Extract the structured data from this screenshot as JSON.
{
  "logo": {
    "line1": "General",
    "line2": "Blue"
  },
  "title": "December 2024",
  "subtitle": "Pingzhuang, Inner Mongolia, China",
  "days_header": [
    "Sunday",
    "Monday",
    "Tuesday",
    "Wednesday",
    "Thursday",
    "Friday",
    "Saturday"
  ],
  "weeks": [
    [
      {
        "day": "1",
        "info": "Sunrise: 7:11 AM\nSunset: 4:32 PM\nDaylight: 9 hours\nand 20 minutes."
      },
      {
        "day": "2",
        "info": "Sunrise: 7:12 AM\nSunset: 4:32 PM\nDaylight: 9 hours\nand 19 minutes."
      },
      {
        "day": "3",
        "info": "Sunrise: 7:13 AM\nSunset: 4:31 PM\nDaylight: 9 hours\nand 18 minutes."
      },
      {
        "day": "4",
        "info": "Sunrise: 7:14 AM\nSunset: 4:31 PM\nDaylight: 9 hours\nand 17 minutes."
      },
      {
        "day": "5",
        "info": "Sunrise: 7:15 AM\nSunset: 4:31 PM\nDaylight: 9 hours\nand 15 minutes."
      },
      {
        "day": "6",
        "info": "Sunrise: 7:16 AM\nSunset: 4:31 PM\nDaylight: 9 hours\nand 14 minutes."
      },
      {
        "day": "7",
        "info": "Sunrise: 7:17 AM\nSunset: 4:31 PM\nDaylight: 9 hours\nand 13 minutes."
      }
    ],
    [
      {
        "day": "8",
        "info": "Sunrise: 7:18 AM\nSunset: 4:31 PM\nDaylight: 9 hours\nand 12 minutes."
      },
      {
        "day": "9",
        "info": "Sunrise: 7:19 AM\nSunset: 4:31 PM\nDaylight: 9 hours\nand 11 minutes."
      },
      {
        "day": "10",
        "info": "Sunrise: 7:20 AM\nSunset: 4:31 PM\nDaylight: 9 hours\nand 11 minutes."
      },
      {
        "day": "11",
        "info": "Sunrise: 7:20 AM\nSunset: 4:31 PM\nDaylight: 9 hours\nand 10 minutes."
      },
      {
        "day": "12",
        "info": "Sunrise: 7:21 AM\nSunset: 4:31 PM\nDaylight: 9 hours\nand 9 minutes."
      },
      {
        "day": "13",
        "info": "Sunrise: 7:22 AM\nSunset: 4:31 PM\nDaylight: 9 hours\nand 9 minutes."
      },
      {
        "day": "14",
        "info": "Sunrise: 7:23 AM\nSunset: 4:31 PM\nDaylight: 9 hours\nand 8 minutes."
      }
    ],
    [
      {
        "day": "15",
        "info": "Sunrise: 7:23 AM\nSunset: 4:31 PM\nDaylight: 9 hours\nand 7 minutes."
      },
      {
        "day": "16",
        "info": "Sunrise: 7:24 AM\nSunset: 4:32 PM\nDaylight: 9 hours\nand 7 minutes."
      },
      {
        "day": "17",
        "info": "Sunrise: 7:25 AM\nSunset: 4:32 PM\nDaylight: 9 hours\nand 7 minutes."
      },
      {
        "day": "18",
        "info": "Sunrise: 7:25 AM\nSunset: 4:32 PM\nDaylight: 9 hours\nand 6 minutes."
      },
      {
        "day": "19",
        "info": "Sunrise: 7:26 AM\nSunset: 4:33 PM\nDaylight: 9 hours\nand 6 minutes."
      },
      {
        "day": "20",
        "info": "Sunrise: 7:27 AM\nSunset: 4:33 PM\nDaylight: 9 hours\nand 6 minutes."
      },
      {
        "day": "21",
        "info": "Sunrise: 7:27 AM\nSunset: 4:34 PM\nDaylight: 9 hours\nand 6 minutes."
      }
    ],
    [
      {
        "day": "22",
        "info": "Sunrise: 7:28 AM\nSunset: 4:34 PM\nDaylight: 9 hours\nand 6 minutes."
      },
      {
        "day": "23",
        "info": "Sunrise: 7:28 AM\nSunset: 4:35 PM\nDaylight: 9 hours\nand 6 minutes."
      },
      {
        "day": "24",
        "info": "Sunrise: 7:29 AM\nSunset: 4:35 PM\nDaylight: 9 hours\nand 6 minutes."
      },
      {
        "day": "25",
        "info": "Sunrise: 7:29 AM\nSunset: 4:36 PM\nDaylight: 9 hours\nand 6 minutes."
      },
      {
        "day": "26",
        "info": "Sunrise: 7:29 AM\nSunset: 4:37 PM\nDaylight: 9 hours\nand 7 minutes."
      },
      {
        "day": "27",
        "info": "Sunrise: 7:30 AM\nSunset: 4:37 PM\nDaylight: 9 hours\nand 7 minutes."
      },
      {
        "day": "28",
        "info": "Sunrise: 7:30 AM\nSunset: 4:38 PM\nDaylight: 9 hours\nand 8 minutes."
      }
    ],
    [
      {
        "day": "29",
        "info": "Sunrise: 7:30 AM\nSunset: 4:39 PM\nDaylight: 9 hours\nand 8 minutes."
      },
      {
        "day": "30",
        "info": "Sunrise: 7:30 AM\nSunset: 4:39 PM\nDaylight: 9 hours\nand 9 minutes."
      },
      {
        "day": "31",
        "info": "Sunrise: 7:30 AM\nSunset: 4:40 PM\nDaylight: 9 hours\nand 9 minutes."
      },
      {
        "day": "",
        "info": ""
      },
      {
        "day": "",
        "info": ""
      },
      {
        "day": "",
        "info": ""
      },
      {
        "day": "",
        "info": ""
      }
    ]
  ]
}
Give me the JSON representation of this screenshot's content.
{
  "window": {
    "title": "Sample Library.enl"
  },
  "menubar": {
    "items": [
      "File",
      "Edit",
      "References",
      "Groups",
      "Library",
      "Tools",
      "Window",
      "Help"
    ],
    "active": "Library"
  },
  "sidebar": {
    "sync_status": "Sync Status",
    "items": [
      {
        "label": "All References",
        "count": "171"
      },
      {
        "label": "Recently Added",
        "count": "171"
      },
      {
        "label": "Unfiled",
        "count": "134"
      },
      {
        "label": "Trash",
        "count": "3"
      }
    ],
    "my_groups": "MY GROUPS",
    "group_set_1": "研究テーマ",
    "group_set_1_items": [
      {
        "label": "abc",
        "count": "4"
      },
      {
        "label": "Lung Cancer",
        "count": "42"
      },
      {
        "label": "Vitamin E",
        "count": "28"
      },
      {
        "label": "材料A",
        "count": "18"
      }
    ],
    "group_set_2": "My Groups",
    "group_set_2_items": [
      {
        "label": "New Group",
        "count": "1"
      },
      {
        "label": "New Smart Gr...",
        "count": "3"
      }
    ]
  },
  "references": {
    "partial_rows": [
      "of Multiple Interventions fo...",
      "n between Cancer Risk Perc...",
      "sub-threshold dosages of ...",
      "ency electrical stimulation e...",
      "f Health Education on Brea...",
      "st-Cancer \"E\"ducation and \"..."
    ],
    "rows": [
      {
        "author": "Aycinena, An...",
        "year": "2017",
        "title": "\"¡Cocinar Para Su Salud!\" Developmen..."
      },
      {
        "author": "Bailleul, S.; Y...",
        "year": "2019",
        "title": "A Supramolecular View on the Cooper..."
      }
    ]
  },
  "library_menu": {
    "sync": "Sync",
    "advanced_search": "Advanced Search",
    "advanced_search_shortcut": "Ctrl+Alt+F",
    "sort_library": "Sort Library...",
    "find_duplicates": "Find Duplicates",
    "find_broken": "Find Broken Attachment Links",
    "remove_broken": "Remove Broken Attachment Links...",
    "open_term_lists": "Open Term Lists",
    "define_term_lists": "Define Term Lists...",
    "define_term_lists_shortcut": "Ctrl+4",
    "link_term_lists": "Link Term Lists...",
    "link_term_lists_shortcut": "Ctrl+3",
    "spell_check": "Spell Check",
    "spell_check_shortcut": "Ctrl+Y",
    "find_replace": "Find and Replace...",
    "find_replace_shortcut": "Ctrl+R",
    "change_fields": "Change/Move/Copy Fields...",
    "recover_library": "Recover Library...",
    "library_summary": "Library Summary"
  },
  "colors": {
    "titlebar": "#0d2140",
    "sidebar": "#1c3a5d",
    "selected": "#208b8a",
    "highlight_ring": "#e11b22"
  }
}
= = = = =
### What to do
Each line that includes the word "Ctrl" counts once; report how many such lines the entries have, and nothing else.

### Answer space
5